A few random Scorose headcanons running around in my head

Rose Weasley loves books more than almost anything. As a kid her mom reads The Chronicles of Narnia to her and she’s in love and as she gets older she goes on to read Jane Austen and Charles Dickens, who become her two favorites (although Pride and Prejudice will always own her heart). After learning about muggle authors in muggle studies, Scorpius asks her to lend him some books and Rose gets so excited and they end up having their own little private book club, where he reads one of her favorites and she’ll reread it and then they’ll spend an evening in the library discussing it. (He also loves Pride and Prejudice, though he pretends not to). 

Rose has really long, wild, curly red hair and brightly blue eyes and a smattering of freckles across her face and shoulders. She doesn’t have the patience to deal with her hair so most days she just lets it do its things but occasionally Dominique or Lucy will take pity on her and braid it or something. Scorpius gets annoyed because her hair is always everywhere, but he prefers it when she wears it down and lets it be crazy.

Rose loves coffee and oversized sweaters. Scorpius prefers tea and somehow always seems to find his favorite sweaters going missing only to reappear a few days later on his petite girlfriend on whom they could be dresses. 

Scorpius’ birthday is in November and he’s a total winter person.

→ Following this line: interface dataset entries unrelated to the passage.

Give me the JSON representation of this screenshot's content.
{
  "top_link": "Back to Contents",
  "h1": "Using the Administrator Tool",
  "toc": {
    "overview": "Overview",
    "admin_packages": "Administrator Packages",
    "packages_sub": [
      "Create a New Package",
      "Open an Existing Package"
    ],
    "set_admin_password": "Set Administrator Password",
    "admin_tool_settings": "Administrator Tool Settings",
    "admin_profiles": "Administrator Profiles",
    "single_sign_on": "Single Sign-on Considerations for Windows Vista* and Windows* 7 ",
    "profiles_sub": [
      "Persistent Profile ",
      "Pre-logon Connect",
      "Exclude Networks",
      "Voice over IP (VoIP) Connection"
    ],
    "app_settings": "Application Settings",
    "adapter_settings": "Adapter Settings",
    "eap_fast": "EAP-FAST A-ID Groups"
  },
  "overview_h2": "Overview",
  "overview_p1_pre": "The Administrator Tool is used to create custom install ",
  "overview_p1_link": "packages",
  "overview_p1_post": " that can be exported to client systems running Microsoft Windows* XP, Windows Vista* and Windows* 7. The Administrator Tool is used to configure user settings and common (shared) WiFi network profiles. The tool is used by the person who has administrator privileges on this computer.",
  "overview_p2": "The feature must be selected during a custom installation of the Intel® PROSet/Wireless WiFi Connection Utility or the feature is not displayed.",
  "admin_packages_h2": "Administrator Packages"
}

He loves cold temperatures and snow and wrapping up in warm blankets in front of the fire. Rose’s birthday is in June and she hates the cold and wishes it could be summer year round because she loves swimming and running around outside barefoot and laying out under the stars with her best friends. 

Rose is ridiculously short, like 5′2 and impossibly bitter about it. The entire family thinks its hilarious that she’s the shortest one, even Grandma Molly is taller than her, and they tease her relentlessly for her height, which infuriates Rose. Scorpius is an entire foot taller than her and loves to remind her of it, though everyone knows that if it came down to the two of them Rose could hex him to pieces without batting an eye. 

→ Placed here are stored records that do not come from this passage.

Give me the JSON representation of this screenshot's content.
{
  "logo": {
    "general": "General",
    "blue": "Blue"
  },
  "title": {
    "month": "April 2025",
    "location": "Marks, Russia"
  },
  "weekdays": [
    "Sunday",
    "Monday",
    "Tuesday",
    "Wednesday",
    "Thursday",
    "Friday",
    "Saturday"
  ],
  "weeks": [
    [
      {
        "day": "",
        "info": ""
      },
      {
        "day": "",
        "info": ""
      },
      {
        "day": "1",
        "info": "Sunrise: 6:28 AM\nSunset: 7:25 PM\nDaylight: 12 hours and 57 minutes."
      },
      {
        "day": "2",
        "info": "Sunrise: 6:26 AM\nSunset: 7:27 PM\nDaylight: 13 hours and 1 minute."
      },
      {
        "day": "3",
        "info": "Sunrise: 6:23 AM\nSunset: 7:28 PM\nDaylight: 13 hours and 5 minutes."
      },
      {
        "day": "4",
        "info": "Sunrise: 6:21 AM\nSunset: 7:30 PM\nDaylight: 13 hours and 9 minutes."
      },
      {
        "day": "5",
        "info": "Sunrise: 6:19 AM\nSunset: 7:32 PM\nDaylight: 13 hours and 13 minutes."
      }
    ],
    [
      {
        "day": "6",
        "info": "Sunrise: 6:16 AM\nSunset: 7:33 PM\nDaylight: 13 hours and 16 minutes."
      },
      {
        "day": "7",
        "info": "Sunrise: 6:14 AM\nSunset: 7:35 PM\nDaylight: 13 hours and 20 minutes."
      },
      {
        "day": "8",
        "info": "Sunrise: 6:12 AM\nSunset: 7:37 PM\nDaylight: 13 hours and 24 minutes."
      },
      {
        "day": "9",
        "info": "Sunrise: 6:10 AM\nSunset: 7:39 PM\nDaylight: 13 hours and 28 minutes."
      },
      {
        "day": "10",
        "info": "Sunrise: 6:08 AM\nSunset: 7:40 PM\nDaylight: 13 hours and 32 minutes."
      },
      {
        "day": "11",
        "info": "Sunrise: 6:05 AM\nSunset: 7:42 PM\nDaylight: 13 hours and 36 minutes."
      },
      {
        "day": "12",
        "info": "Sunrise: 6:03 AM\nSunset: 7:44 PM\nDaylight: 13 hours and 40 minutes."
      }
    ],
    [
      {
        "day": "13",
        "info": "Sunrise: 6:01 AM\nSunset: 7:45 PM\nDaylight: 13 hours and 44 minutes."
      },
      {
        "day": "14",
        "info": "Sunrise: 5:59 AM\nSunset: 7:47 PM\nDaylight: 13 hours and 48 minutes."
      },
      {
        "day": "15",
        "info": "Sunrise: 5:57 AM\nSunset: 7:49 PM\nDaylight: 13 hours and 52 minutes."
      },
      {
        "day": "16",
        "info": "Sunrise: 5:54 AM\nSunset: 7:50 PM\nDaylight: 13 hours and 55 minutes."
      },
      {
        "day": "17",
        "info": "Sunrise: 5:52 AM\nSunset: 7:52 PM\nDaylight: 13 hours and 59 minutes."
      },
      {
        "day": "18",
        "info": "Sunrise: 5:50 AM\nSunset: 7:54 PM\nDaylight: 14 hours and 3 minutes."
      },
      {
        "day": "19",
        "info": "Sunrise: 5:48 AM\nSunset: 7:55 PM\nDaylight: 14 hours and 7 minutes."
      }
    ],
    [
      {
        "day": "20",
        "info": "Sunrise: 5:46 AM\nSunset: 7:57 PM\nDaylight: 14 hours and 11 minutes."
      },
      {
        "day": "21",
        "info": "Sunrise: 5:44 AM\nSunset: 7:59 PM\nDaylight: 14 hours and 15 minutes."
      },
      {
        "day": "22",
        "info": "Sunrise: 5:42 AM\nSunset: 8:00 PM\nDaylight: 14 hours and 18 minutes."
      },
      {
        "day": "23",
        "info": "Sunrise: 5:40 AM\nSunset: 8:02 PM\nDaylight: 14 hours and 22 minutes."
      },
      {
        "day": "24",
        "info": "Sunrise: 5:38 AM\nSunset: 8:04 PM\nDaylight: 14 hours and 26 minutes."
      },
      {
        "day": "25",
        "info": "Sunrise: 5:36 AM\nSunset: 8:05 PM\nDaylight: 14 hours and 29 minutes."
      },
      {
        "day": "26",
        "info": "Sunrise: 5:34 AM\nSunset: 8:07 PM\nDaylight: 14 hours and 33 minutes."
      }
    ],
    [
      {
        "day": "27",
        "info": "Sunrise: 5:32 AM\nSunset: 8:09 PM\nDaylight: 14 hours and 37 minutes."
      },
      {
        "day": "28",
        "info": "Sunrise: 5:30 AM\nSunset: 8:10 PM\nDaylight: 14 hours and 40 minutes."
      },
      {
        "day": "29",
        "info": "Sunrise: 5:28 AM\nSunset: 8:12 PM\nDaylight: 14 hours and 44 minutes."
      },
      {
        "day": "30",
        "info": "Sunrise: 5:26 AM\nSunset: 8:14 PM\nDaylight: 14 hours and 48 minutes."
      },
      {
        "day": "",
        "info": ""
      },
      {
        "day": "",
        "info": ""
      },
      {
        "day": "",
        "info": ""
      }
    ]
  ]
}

Rose is ridiculously smart and does really well in classes without really trying. Except for potions. She’s terrible at potions because she never reads the directions thoroughly so she always ends up accidentally skipping a line or adding an ingredient too early. Scorpius is organized and does all his work and is rather good at potions because he is cautious and thorough and he reads the directions twice before even starting. 

Rose has a big personality and is loud and sometimes obnoxious. She loves PDA and holding hands and wearing matching christmas sweaters in December. Scorpius is more reserved and gets embarrassed by Rose’s public antics sometimes, but only because he’s been brought up in a family that was forced to keep to themselves if they wanted to survive. 

When Rose looks in the mirror of Erised she sees herself and Scorius together all alone, with nobody looking at them strangely because he’s a Malfoy and she’s a Weasley. When Scorpius looks in the mirror of Erised he sees his family and Rose’s family together and laughing, with no prejudices and no bad blood and nothing keeping Rose from being with him.

Lewis: You wanna break a record, Tollers? You already got it, for “world’s nerdiest old man.”
Tolkien: At least I’m not all keyed up to write a kids’ series.
Lewis: I’ll have you know that The Chronicles of Narnia has a big theology element and a lot of symbolism that goes over kids’ heads!